What the task requires: Here you must reproduce each line of the data exactly.
[Data for the task — start]
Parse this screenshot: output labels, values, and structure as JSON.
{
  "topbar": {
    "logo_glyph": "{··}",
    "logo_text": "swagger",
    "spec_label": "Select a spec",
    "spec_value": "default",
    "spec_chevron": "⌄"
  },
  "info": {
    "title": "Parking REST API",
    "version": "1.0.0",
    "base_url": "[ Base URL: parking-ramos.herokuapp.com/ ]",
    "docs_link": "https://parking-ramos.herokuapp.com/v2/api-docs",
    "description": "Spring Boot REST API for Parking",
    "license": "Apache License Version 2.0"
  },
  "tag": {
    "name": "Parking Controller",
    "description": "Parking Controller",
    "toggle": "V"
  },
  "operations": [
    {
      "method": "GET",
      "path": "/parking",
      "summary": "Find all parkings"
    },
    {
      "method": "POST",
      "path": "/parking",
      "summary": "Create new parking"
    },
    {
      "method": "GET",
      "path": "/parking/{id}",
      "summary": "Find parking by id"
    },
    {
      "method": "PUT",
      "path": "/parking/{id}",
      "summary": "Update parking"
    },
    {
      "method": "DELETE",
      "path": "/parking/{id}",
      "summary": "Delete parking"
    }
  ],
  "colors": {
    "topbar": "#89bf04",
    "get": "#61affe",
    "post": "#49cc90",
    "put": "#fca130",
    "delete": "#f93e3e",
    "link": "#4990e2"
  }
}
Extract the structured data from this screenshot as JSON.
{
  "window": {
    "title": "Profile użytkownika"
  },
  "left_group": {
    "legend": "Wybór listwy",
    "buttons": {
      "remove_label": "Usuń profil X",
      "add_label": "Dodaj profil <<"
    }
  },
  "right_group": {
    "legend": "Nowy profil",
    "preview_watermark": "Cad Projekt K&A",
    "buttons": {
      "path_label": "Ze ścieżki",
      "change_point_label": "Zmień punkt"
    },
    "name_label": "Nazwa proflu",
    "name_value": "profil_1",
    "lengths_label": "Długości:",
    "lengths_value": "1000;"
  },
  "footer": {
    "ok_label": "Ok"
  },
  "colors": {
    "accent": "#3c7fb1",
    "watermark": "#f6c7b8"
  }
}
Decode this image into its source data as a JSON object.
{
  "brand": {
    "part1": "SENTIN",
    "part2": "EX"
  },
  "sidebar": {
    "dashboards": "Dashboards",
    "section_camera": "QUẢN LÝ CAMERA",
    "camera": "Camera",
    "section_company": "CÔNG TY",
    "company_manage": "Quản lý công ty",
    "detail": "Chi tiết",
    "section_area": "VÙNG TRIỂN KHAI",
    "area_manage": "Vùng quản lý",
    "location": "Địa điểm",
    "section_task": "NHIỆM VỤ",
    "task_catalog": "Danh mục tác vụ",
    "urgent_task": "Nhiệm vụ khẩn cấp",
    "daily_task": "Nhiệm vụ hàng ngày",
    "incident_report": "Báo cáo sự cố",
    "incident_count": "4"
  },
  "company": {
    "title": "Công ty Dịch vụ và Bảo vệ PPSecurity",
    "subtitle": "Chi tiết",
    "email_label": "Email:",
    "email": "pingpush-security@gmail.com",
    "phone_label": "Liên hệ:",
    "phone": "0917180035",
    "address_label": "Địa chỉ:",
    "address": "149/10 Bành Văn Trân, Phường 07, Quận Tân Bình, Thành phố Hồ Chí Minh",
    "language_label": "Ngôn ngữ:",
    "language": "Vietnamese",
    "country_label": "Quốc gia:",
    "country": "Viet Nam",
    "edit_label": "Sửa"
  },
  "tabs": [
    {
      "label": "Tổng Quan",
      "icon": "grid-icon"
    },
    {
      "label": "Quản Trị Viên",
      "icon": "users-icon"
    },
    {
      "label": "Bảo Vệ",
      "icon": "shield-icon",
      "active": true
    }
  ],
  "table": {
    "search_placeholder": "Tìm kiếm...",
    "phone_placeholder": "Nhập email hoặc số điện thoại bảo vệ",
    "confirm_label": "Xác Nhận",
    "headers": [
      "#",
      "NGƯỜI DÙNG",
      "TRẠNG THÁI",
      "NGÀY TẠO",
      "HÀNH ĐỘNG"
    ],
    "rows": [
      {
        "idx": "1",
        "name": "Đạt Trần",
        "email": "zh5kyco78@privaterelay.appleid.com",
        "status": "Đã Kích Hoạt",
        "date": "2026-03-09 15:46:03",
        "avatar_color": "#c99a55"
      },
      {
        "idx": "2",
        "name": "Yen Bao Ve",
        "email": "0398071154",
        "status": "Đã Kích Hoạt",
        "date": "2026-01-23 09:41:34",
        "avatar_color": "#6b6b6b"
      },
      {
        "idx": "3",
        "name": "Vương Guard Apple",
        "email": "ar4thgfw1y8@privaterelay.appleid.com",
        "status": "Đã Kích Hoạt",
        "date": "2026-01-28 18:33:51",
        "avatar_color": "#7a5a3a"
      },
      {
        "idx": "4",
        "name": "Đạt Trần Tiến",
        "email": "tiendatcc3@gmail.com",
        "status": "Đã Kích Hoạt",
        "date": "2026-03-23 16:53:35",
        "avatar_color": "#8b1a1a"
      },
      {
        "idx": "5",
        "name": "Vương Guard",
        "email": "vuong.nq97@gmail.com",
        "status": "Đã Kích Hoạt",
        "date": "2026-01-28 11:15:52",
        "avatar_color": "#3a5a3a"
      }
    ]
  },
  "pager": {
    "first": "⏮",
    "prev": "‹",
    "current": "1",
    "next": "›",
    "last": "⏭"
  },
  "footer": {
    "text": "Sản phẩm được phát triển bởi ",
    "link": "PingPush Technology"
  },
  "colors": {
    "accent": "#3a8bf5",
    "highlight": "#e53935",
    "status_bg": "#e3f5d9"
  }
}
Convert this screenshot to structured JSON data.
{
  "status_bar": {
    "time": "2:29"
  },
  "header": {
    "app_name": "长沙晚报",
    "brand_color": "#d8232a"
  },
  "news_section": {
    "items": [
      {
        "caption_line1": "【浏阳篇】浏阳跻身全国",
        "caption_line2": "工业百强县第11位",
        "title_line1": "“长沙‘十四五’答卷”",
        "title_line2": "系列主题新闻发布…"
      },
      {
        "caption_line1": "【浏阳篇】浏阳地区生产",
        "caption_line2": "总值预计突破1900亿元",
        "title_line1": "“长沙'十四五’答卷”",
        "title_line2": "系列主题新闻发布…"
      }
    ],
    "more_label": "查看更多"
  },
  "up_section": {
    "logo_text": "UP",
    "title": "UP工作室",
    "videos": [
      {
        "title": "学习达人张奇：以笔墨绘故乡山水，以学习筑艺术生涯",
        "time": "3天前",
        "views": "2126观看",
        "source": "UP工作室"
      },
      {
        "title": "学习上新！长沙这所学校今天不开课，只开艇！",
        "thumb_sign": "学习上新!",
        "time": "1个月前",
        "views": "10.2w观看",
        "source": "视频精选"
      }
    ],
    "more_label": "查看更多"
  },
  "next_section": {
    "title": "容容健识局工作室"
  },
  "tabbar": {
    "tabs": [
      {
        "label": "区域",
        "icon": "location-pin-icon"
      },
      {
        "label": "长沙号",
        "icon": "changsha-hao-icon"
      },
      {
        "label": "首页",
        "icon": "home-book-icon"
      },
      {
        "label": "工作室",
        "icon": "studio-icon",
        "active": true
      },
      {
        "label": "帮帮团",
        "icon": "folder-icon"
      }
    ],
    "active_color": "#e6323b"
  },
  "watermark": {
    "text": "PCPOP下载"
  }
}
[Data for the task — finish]
Result:
Parse this screenshot: output labels, values, and structure as JSON.
{
  "topbar": {
    "logo_glyph": "{··}",
    "logo_text": "swagger",
    "spec_label": "Select a spec",
    "spec_value": "default",
    "spec_chevron": "⌄"
  },
  "info": {
    "title": "Parking REST API",
    "version": "1.0.0",
    "base_url": "[ Base URL: parking-ramos.herokuapp.com/ ]",
    "docs_link": "https://parking-ramos.herokuapp.com/v2/api-docs",
    "description": "Spring Boot REST API for Parking",
    "license": "Apache License Version 2.0"
  },
  "tag": {
    "name": "Parking Controller",
    "description": "Parking Controller",
    "toggle": "V"
  },
  "operations": [
    {
      "method": "GET",
      "path": "/parking",
      "summary": "Find all parkings"
    },
    {
      "method": "POST",
      "path": "/parking",
      "summary": "Create new parking"
    },
    {
      "method": "GET",
      "path": "/parking/{id}",
      "summary": "Find parking by id"
    },
    {
      "method": "PUT",
      "path": "/parking/{id}",
      "summary": "Update parking"
    },
    {
      "method": "DELETE",
      "path": "/parking/{id}",
      "summary": "Delete parking"
    }
  ],
  "colors": {
    "topbar": "#89bf04",
    "get": "#61affe",
    "post": "#49cc90",
    "put": "#fca130",
    "delete": "#f93e3e",
    "link": "#4990e2"
  }
}
Extract the structured data from this screenshot as JSON.
{
  "window": {
    "title": "Profile użytkownika"
  },
  "left_group": {
    "legend": "Wybór listwy",
    "buttons": {
      "remove_label": "Usuń profil X",
      "add_label": "Dodaj profil <<"
    }
  },
  "right_group": {
    "legend": "Nowy profil",
    "preview_watermark": "Cad Projekt K&A",
    "buttons": {
      "path_label": "Ze ścieżki",
      "change_point_label": "Zmień punkt"
    },
    "name_label": "Nazwa proflu",
    "name_value": "profil_1",
    "lengths_label": "Długości:",
    "lengths_value": "1000;"
  },
  "footer": {
    "ok_label": "Ok"
  },
  "colors": {
    "accent": "#3c7fb1",
    "watermark": "#f6c7b8"
  }
}
Decode this image into its source data as a JSON object.
{
  "brand": {
    "part1": "SENTIN",
    "part2": "EX"
  },
  "sidebar": {
    "dashboards": "Dashboards",
    "section_camera": "QUẢN LÝ CAMERA",
    "camera": "Camera",
    "section_company": "CÔNG TY",
    "company_manage": "Quản lý công ty",
    "detail": "Chi tiết",
    "section_area": "VÙNG TRIỂN KHAI",
    "area_manage": "Vùng quản lý",
    "location": "Địa điểm",
    "section_task": "NHIỆM VỤ",
    "task_catalog": "Danh mục tác vụ",
    "urgent_task": "Nhiệm vụ khẩn cấp",
    "daily_task": "Nhiệm vụ hàng ngày",
    "incident_report": "Báo cáo sự cố",
    "incident_count": "4"
  },
  "company": {
    "title": "Công ty Dịch vụ và Bảo vệ PPSecurity",
    "subtitle": "Chi tiết",
    "email_label": "Email:",
    "email": "pingpush-security@gmail.com",
    "phone_label": "Liên hệ:",
    "phone": "0917180035",
    "address_label": "Địa chỉ:",
    "address": "149/10 Bành Văn Trân, Phường 07, Quận Tân Bình, Thành phố Hồ Chí Minh",
    "language_label": "Ngôn ngữ:",
    "language": "Vietnamese",
    "country_label": "Quốc gia:",
    "country": "Viet Nam",
    "edit_label": "Sửa"
  },
  "tabs": [
    {
      "label": "Tổng Quan",
      "icon": "grid-icon"
    },
    {
      "label": "Quản Trị Viên",
      "icon": "users-icon"
    },
    {
      "label": "Bảo Vệ",
      "icon": "shield-icon",
      "active": true
    }
  ],
  "table": {
    "search_placeholder": "Tìm kiếm...",
    "phone_placeholder": "Nhập email hoặc số điện thoại bảo vệ",
    "confirm_label": "Xác Nhận",
    "headers": [
      "#",
      "NGƯỜI DÙNG",
      "TRẠNG THÁI",
      "NGÀY TẠO",
      "HÀNH ĐỘNG"
    ],
    "rows": [
      {
        "idx": "1",
        "name": "Đạt Trần",
        "email": "zh5kyco78@privaterelay.appleid.com",
        "status": "Đã Kích Hoạt",
        "date": "2026-03-09 15:46:03",
        "avatar_color": "#c99a55"
      },
      {
        "idx": "2",
        "name": "Yen Bao Ve",
        "email": "0398071154",
        "status": "Đã Kích Hoạt",
        "date": "2026-01-23 09:41:34",
        "avatar_color": "#6b6b6b"
      },
      {
        "idx": "3",
        "name": "Vương Guard Apple",
        "email": "ar4thgfw1y8@privaterelay.appleid.com",
        "status": "Đã Kích Hoạt",
        "date": "2026-01-28 18:33:51",
        "avatar_color": "#7a5a3a"
      },
      {
        "idx": "4",
        "name": "Đạt Trần Tiến",
        "email": "tiendatcc3@gmail.com",
        "status": "Đã Kích Hoạt",
        "date": "2026-03-23 16:53:35",
        "avatar_color": "#8b1a1a"
      },
      {
        "idx": "5",
        "name": "Vương Guard",
        "email": "vuong.nq97@gmail.com",
        "status": "Đã Kích Hoạt",
        "date": "2026-01-28 11:15:52",
        "avatar_color": "#3a5a3a"
      }
    ]
  },
  "pager": {
    "first": "⏮",
    "prev": "‹",
    "current": "1",
    "next": "›",
    "last": "⏭"
  },
  "footer": {
    "text": "Sản phẩm được phát triển bởi ",
    "link": "PingPush Technology"
  },
  "colors": {
    "accent": "#3a8bf5",
    "highlight": "#e53935",
    "status_bg": "#e3f5d9"
  }
}
Convert this screenshot to structured JSON data.
{
  "status_bar": {
    "time": "2:29"
  },
  "header": {
    "app_name": "长沙晚报",
    "brand_color": "#d8232a"
  },
  "news_section": {
    "items": [
      {
        "caption_line1": "【浏阳篇】浏阳跻身全国",
        "caption_line2": "工业百强县第11位",
        "title_line1": "“长沙‘十四五’答卷”",
        "title_line2": "系列主题新闻发布…"
      },
      {
        "caption_line1": "【浏阳篇】浏阳地区生产",
        "caption_line2": "总值预计突破1900亿元",
        "title_line1": "“长沙'十四五’答卷”",
        "title_line2": "系列主题新闻发布…"
      }
    ],
    "more_label": "查看更多"
  },
  "up_section": {
    "logo_text": "UP",
    "title": "UP工作室",
    "videos": [
      {
        "title": "学习达人张奇：以笔墨绘故乡山水，以学习筑艺术生涯",
        "time": "3天前",
        "views": "2126观看",
        "source": "UP工作室"
      },
      {
        "title": "学习上新！长沙这所学校今天不开课，只开艇！",
        "thumb_sign": "学习上新!",
        "time": "1个月前",
        "views": "10.2w观看",
        "source": "视频精选"
      }
    ],
    "more_label": "查看更多"
  },
  "next_section": {
    "title": "容容健识局工作室"
  },
  "tabbar": {
    "tabs": [
      {
        "label": "区域",
        "icon": "location-pin-icon"
      },
      {
        "label": "长沙号",
        "icon": "changsha-hao-icon"
      },
      {
        "label": "首页",
        "icon": "home-book-icon"
      },
      {
        "label": "工作室",
        "icon": "studio-icon",
        "active": true
      },
      {
        "label": "帮帮团",
        "icon": "folder-icon"
      }
    ],
    "active_color": "#e6323b"
  },
  "watermark": {
    "text": "PCPOP下载"
  }
}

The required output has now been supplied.